But AI pricing differs in meaningful ways from algorithm-driven pricing. An algorithm is an automated instruction that executes upon encountering a pre-programmed trigger. Algorithms can be simple, such as an “if-then” command that executes on the trigger, or they can consist of more complex mathematical equations. But all algorithms are deterministic and rely on human input to solve problems. AI, on the other hand, is built upon algorithms, but is able to alter its algorithms and create new ones in response to learned inputs and data, beyond just the data that it was originally programmed to recognize as triggers. Two AI-pricing tools may learn to coordinate with each other by trial and error, without being designed or instructed to collude by their human creators.

In that situation, could DOJ or a private plaintiff prove sufficient intent to support finding an unlawful agreement that violates Section 1 of the Sherman Act and therefore properly might be considered “AI price fixing?” DOJ has signaled that its investigations of AI pricing will use aggressive tools – including covert techniques such as wiretaps and undercover operations -- “to really get at that intent element and figure it out on the front end.” But will evidence of human intent even be sufficient in a situation where autonomous systems learn to adjust prices in relation to competitors when a human did not design or instruct the algorithm to coordinate competitor pricing and may not even realize that the algorithm has learned to optimize pricing in this way?

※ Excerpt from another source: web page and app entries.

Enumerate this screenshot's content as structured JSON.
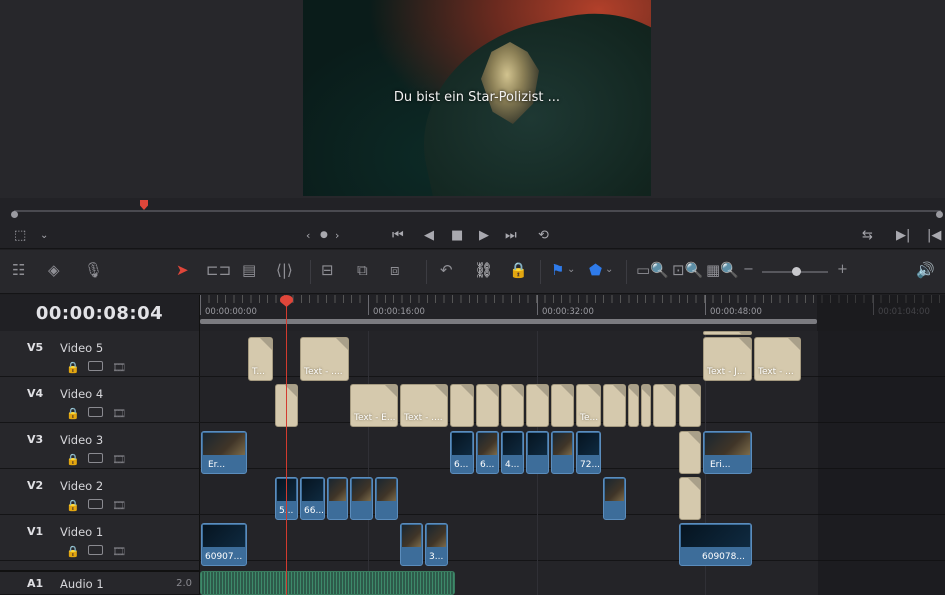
{
  "viewer": {
    "subtitle": "Du bist ein Star-Polizist ..."
  },
  "timecode": "00:00:08:04",
  "ruler": {
    "labels": [
      "00:00:00:00",
      "00:00:16:00",
      "00:00:32:00",
      "00:00:48:00",
      "00:01:04:00"
    ]
  },
  "tracks": [
    {
      "id": "V5",
      "name": "Video 5"
    },
    {
      "id": "V4",
      "name": "Video 4"
    },
    {
      "id": "V3",
      "name": "Video 3"
    },
    {
      "id": "V2",
      "name": "Video 2"
    },
    {
      "id": "V1",
      "name": "Video 1"
    },
    {
      "id": "A1",
      "name": "Audio 1",
      "channels": "2.0"
    }
  ],
  "clips": {
    "v5": [
      "T...",
      "Text - ....",
      "Text - J...",
      "Text - ..."
    ],
    "v4": [
      "Text - E...",
      "Text - ....",
      "Te..."
    ],
    "v3": [
      "Er...",
      "6...",
      "6...",
      "4...",
      "72...",
      "Eri..."
    ],
    "v2": [
      "5...",
      "66..."
    ],
    "v1": [
      "60907...",
      "3...",
      "609078..."
    ]
  },
  "colors": {
    "accent": "#e0463a",
    "video_clip": "#3d6d9a",
    "text_clip": "#d5c9ad",
    "flag_blue": "#2f7bea"
  }
}
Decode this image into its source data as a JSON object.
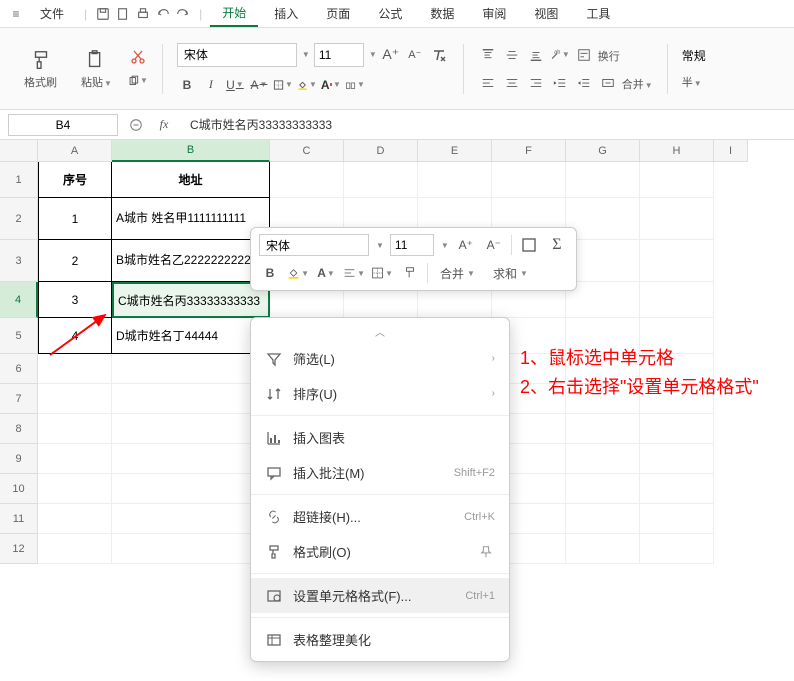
{
  "menubar": {
    "file": "文件",
    "items": [
      "开始",
      "插入",
      "页面",
      "公式",
      "数据",
      "审阅",
      "视图",
      "工具"
    ],
    "active_index": 0
  },
  "ribbon": {
    "format_painter": "格式刷",
    "paste": "粘贴",
    "font_name": "宋体",
    "font_size": "11",
    "wrap": "换行",
    "merge": "合并",
    "number_format": "常规",
    "currency": "半"
  },
  "namebox": "B4",
  "formula": "C城市姓名丙33333333333",
  "columns": [
    "A",
    "B",
    "C",
    "D",
    "E",
    "F",
    "G",
    "H",
    "I"
  ],
  "sel_col_index": 1,
  "rows_labels": [
    "1",
    "2",
    "3",
    "4",
    "5",
    "6",
    "7",
    "8",
    "9",
    "10",
    "11",
    "12"
  ],
  "sel_row_index": 3,
  "table": {
    "headers": [
      "序号",
      "地址"
    ],
    "rows": [
      {
        "num": "1",
        "addr": "A城市\n姓名甲1111111111"
      },
      {
        "num": "2",
        "addr": "B城市姓名乙2222222222"
      },
      {
        "num": "3",
        "addr": "C城市姓名丙33333333333"
      },
      {
        "num": "4",
        "addr": "D城市姓名丁44444"
      }
    ]
  },
  "mini": {
    "font_name": "宋体",
    "font_size": "11",
    "merge": "合并",
    "sum": "求和"
  },
  "ctx": {
    "filter": "筛选(L)",
    "sort": "排序(U)",
    "insert_chart": "插入图表",
    "insert_comment": "插入批注(M)",
    "insert_comment_sc": "Shift+F2",
    "hyperlink": "超链接(H)...",
    "hyperlink_sc": "Ctrl+K",
    "format_painter": "格式刷(O)",
    "cell_format": "设置单元格格式(F)...",
    "cell_format_sc": "Ctrl+1",
    "beautify": "表格整理美化"
  },
  "annotation": {
    "line1": "1、鼠标选中单元格",
    "line2": "2、右击选择\"设置单元格格式\""
  }
}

Even if the Division is successful in influencing judicial doctrine around algorithmic price setting, therefore, the durability of rulings that relate to algorithmic pricing, specifically with regard to their applicability to AI pricing, will remain an open question.


Algorithmic pricing software programs have become a common tool for businesses that engage in dynamic pricing of many consumer products and services. The DOJ has been vocal about its concern that algorithmic pricing tools risk becoming the most insidious instrumentality of price fixers in the history of the Sherman Act. Its Statements of Interest in the RealPage and Yardi litigations leave little doubt that DOJ may pursue some uses of algorithmic price-setting tools as per se unlawful violations of Section 1 of the Sherman Act. It remains to be seen, however, how the DOJ will grapple with several open questions and – if and when it does – whether judges and factfinders will agree with its positions.